▶ AIM OF THE EXERCISE: Copy out the lines of the material that include the string "name".

▶ MATERIAL TO PROCESS:
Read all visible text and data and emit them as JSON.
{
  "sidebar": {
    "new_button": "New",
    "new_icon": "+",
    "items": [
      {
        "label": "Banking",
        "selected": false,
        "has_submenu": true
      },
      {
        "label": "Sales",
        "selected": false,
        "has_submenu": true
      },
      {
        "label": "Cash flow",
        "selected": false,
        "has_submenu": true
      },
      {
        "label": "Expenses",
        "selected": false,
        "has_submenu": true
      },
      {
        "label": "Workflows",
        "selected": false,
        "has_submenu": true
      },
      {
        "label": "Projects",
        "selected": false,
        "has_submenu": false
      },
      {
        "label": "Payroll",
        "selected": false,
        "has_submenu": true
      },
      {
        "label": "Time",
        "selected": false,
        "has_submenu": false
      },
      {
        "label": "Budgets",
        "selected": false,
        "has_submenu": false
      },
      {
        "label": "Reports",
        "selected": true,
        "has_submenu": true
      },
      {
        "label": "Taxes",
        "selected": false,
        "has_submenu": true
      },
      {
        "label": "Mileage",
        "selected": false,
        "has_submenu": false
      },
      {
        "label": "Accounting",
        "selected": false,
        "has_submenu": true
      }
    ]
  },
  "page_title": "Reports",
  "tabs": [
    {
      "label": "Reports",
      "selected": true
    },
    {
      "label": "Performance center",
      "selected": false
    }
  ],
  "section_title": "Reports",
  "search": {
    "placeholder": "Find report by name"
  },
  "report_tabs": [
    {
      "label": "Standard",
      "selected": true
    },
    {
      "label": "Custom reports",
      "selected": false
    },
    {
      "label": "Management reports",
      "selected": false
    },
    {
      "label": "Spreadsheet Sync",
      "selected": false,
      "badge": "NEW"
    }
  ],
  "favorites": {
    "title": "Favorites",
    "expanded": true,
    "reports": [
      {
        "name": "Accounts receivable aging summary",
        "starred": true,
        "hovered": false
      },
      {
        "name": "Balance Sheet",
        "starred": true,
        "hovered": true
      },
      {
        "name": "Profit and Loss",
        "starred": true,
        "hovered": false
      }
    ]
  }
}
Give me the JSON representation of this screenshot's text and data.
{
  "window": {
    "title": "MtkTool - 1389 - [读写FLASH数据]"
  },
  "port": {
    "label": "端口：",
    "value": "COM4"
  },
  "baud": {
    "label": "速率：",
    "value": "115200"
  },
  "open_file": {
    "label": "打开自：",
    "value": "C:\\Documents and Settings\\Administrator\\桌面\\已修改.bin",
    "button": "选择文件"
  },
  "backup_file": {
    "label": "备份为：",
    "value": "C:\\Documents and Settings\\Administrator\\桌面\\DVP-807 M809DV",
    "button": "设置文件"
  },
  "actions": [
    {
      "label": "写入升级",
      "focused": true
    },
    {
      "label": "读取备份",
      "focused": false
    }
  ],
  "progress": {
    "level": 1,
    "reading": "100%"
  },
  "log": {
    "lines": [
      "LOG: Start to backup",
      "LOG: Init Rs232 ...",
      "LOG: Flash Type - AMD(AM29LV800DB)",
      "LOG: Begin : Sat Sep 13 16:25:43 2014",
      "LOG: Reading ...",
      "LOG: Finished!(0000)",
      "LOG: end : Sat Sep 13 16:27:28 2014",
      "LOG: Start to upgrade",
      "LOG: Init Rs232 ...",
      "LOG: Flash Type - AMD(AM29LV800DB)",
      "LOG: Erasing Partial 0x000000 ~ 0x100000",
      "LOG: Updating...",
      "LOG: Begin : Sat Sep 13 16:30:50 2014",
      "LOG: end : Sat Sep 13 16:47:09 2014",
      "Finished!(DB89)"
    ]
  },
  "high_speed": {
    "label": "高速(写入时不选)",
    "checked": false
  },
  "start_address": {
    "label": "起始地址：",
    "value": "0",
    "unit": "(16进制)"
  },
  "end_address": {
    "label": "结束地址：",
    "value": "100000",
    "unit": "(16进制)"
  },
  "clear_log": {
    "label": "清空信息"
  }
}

▶ SOLUTION FOR THIS PROBLEM:
    "placeholder": "Find report by name"
        "name": "Accounts receivable aging summary",
        "name": "Balance Sheet",
        "name": "Profit and Loss",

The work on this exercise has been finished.